** Opening Task data block **

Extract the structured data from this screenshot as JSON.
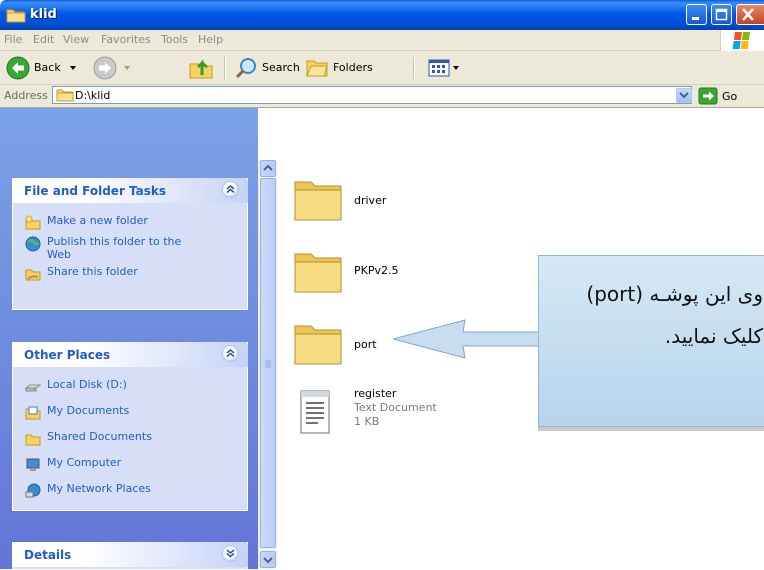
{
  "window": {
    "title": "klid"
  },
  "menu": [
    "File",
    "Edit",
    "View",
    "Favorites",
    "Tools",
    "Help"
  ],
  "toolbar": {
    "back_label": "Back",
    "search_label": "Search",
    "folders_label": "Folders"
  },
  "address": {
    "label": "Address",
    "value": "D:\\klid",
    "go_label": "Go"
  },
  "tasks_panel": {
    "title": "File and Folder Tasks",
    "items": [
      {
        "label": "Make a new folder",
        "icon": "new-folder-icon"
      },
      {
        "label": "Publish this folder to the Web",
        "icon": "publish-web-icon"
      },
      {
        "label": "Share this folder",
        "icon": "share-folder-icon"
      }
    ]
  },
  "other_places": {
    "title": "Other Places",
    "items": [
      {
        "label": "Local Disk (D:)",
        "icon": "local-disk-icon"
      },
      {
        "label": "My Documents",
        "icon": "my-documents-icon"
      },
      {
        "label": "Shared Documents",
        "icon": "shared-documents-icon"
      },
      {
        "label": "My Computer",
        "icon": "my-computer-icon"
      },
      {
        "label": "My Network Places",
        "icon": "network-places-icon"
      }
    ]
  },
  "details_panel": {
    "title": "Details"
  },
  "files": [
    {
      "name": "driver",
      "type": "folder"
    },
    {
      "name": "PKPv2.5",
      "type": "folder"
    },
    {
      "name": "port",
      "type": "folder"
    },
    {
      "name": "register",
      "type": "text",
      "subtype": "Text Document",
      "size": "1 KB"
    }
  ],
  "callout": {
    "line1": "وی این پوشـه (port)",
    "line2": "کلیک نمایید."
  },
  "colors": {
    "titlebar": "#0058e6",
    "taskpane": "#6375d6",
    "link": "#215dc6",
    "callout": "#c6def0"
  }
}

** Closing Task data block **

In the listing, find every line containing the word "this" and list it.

* Solution to the problem *
Extract the structured data from this screenshot as JSON.
        "label": "Publish this folder to the Web",
        "label": "Share this folder",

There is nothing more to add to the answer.